● **What you should do**: Output the entries underneath exactly as they are.

● **Input**:
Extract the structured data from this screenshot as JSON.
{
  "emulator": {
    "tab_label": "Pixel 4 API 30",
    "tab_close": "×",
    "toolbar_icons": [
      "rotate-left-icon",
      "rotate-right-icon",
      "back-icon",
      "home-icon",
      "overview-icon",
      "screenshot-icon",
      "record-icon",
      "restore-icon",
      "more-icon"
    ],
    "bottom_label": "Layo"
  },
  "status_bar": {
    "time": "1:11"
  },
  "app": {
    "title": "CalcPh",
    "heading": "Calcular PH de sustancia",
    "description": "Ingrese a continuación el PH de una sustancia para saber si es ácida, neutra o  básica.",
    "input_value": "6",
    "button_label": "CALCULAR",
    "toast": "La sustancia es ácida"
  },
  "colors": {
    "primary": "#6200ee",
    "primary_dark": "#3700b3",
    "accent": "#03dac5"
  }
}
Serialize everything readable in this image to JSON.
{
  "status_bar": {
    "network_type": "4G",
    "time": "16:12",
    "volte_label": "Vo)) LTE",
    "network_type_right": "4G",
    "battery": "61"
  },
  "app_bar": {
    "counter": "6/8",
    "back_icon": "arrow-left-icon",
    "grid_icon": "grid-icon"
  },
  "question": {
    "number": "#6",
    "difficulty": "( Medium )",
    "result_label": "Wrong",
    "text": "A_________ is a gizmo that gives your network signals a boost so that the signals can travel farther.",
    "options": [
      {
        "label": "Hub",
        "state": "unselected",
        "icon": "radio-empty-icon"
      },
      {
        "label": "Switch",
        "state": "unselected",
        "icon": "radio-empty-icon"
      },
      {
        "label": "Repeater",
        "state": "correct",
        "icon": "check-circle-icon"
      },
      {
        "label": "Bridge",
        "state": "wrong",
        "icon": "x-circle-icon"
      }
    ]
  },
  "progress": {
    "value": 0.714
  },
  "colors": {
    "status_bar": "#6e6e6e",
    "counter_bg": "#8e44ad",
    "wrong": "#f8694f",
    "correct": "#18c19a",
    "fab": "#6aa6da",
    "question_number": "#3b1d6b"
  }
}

● **Answer section**:
Extract the structured data from this screenshot as JSON.
{
  "emulator": {
    "tab_label": "Pixel 4 API 30",
    "tab_close": "×",
    "toolbar_icons": [
      "rotate-left-icon",
      "rotate-right-icon",
      "back-icon",
      "home-icon",
      "overview-icon",
      "screenshot-icon",
      "record-icon",
      "restore-icon",
      "more-icon"
    ],
    "bottom_label": "Layo"
  },
  "status_bar": {
    "time": "1:11"
  },
  "app": {
    "title": "CalcPh",
    "heading": "Calcular PH de sustancia",
    "description": "Ingrese a continuación el PH de una sustancia para saber si es ácida, neutra o  básica.",
    "input_value": "6",
    "button_label": "CALCULAR",
    "toast": "La sustancia es ácida"
  },
  "colors": {
    "primary": "#6200ee",
    "primary_dark": "#3700b3",
    "accent": "#03dac5"
  }
}
Serialize everything readable in this image to JSON.
{
  "status_bar": {
    "network_type": "4G",
    "time": "16:12",
    "volte_label": "Vo)) LTE",
    "network_type_right": "4G",
    "battery": "61"
  },
  "app_bar": {
    "counter": "6/8",
    "back_icon": "arrow-left-icon",
    "grid_icon": "grid-icon"
  },
  "question": {
    "number": "#6",
    "difficulty": "( Medium )",
    "result_label": "Wrong",
    "text": "A_________ is a gizmo that gives your network signals a boost so that the signals can travel farther.",
    "options": [
      {
        "label": "Hub",
        "state": "unselected",
        "icon": "radio-empty-icon"
      },
      {
        "label": "Switch",
        "state": "unselected",
        "icon": "radio-empty-icon"
      },
      {
        "label": "Repeater",
        "state": "correct",
        "icon": "check-circle-icon"
      },
      {
        "label": "Bridge",
        "state": "wrong",
        "icon": "x-circle-icon"
      }
    ]
  },
  "progress": {
    "value": 0.714
  },
  "colors": {
    "status_bar": "#6e6e6e",
    "counter_bg": "#8e44ad",
    "wrong": "#f8694f",
    "correct": "#18c19a",
    "fab": "#6aa6da",
    "question_number": "#3b1d6b"
  }
}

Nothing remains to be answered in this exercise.